## WHAT THE TASK REQUIRES
The whole listing is to be restated, character for character.

## DATA
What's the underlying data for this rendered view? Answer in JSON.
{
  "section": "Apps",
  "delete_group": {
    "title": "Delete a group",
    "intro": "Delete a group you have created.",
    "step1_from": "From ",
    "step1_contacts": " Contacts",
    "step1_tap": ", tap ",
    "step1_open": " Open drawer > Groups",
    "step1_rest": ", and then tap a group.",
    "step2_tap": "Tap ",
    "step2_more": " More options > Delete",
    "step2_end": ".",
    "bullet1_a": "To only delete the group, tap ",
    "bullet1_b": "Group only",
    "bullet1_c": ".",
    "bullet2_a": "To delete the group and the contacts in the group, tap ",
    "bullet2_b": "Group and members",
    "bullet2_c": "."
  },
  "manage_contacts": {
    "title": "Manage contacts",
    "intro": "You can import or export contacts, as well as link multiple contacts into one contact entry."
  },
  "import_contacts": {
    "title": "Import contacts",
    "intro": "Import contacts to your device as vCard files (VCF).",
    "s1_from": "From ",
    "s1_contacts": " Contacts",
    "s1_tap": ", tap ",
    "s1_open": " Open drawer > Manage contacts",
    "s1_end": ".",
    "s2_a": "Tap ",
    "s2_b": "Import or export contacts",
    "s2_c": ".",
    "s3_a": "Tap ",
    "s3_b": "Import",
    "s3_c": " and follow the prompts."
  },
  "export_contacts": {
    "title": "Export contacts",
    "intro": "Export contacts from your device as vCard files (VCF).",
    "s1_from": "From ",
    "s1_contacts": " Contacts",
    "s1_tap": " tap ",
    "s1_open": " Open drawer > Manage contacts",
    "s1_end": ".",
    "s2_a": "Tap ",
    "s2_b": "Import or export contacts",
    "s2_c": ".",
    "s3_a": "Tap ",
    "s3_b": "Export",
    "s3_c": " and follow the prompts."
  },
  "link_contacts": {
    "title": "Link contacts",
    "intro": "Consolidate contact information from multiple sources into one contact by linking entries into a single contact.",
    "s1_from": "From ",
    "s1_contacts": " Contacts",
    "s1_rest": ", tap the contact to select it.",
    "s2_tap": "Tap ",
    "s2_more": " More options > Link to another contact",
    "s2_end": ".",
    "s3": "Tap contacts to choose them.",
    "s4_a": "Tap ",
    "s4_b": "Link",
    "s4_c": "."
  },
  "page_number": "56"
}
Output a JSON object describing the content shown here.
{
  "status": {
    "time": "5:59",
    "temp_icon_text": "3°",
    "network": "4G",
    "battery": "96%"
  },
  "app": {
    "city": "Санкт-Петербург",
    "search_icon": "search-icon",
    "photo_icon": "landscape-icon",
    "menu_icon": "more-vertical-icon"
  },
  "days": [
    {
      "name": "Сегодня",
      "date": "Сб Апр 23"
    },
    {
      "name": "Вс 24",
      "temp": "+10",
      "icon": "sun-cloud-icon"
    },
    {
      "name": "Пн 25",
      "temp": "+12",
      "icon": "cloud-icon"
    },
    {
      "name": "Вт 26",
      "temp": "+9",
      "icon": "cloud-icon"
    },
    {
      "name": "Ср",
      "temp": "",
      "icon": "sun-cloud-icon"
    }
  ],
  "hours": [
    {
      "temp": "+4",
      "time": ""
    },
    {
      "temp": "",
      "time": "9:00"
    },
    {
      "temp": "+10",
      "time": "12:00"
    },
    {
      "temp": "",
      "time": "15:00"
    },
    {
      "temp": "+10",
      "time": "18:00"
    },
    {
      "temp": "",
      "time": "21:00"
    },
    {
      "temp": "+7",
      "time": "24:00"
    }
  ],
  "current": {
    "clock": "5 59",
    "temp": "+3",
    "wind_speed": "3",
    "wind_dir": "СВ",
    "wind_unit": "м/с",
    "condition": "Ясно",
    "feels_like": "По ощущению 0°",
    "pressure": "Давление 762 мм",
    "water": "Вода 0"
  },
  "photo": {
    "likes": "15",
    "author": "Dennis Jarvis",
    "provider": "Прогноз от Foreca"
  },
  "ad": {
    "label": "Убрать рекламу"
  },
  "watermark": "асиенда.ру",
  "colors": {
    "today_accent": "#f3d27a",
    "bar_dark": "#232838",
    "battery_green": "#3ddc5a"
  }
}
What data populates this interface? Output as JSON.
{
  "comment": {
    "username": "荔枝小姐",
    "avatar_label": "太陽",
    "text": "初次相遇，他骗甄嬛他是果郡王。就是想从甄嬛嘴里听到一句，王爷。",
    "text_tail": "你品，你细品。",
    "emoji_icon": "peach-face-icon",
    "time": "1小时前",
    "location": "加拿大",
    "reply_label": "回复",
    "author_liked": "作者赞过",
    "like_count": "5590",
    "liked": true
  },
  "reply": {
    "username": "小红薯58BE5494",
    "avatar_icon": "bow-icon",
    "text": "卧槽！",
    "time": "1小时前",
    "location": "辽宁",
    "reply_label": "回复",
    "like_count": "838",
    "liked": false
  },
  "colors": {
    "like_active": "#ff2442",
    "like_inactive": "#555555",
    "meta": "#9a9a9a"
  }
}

## ANSWER FOR THIS EXERCISE
What's the underlying data for this rendered view? Answer in JSON.
{
  "section": "Apps",
  "delete_group": {
    "title": "Delete a group",
    "intro": "Delete a group you have created.",
    "step1_from": "From ",
    "step1_contacts": " Contacts",
    "step1_tap": ", tap ",
    "step1_open": " Open drawer > Groups",
    "step1_rest": ", and then tap a group.",
    "step2_tap": "Tap ",
    "step2_more": " More options > Delete",
    "step2_end": ".",
    "bullet1_a": "To only delete the group, tap ",
    "bullet1_b": "Group only",
    "bullet1_c": ".",
    "bullet2_a": "To delete the group and the contacts in the group, tap ",
    "bullet2_b": "Group and members",
    "bullet2_c": "."
  },
  "manage_contacts": {
    "title": "Manage contacts",
    "intro": "You can import or export contacts, as well as link multiple contacts into one contact entry."
  },
  "import_contacts": {
    "title": "Import contacts",
    "intro": "Import contacts to your device as vCard files (VCF).",
    "s1_from": "From ",
    "s1_contacts": " Contacts",
    "s1_tap": ", tap ",
    "s1_open": " Open drawer > Manage contacts",
    "s1_end": ".",
    "s2_a": "Tap ",
    "s2_b": "Import or export contacts",
    "s2_c": ".",
    "s3_a": "Tap ",
    "s3_b": "Import",
    "s3_c": " and follow the prompts."
  },
  "export_contacts": {
    "title": "Export contacts",
    "intro": "Export contacts from your device as vCard files (VCF).",
    "s1_from": "From ",
    "s1_contacts": " Contacts",
    "s1_tap": " tap ",
    "s1_open": " Open drawer > Manage contacts",
    "s1_end": ".",
    "s2_a": "Tap ",
    "s2_b": "Import or export contacts",
    "s2_c": ".",
    "s3_a": "Tap ",
    "s3_b": "Export",
    "s3_c": " and follow the prompts."
  },
  "link_contacts": {
    "title": "Link contacts",
    "intro": "Consolidate contact information from multiple sources into one contact by linking entries into a single contact.",
    "s1_from": "From ",
    "s1_contacts": " Contacts",
    "s1_rest": ", tap the contact to select it.",
    "s2_tap": "Tap ",
    "s2_more": " More options > Link to another contact",
    "s2_end": ".",
    "s3": "Tap contacts to choose them.",
    "s4_a": "Tap ",
    "s4_b": "Link",
    "s4_c": "."
  },
  "page_number": "56"
}
Output a JSON object describing the content shown here.
{
  "status": {
    "time": "5:59",
    "temp_icon_text": "3°",
    "network": "4G",
    "battery": "96%"
  },
  "app": {
    "city": "Санкт-Петербург",
    "search_icon": "search-icon",
    "photo_icon": "landscape-icon",
    "menu_icon": "more-vertical-icon"
  },
  "days": [
    {
      "name": "Сегодня",
      "date": "Сб Апр 23"
    },
    {
      "name": "Вс 24",
      "temp": "+10",
      "icon": "sun-cloud-icon"
    },
    {
      "name": "Пн 25",
      "temp": "+12",
      "icon": "cloud-icon"
    },
    {
      "name": "Вт 26",
      "temp": "+9",
      "icon": "cloud-icon"
    },
    {
      "name": "Ср",
      "temp": "",
      "icon": "sun-cloud-icon"
    }
  ],
  "hours": [
    {
      "temp": "+4",
      "time": ""
    },
    {
      "temp": "",
      "time": "9:00"
    },
    {
      "temp": "+10",
      "time": "12:00"
    },
    {
      "temp": "",
      "time": "15:00"
    },
    {
      "temp": "+10",
      "time": "18:00"
    },
    {
      "temp": "",
      "time": "21:00"
    },
    {
      "temp": "+7",
      "time": "24:00"
    }
  ],
  "current": {
    "clock": "5 59",
    "temp": "+3",
    "wind_speed": "3",
    "wind_dir": "СВ",
    "wind_unit": "м/с",
    "condition": "Ясно",
    "feels_like": "По ощущению 0°",
    "pressure": "Давление 762 мм",
    "water": "Вода 0"
  },
  "photo": {
    "likes": "15",
    "author": "Dennis Jarvis",
    "provider": "Прогноз от Foreca"
  },
  "ad": {
    "label": "Убрать рекламу"
  },
  "watermark": "асиенда.ру",
  "colors": {
    "today_accent": "#f3d27a",
    "bar_dark": "#232838",
    "battery_green": "#3ddc5a"
  }
}
What data populates this interface? Output as JSON.
{
  "comment": {
    "username": "荔枝小姐",
    "avatar_label": "太陽",
    "text": "初次相遇，他骗甄嬛他是果郡王。就是想从甄嬛嘴里听到一句，王爷。",
    "text_tail": "你品，你细品。",
    "emoji_icon": "peach-face-icon",
    "time": "1小时前",
    "location": "加拿大",
    "reply_label": "回复",
    "author_liked": "作者赞过",
    "like_count": "5590",
    "liked": true
  },
  "reply": {
    "username": "小红薯58BE5494",
    "avatar_icon": "bow-icon",
    "text": "卧槽！",
    "time": "1小时前",
    "location": "辽宁",
    "reply_label": "回复",
    "like_count": "838",
    "liked": false
  },
  "colors": {
    "like_active": "#ff2442",
    "like_inactive": "#555555",
    "meta": "#9a9a9a"
  }
}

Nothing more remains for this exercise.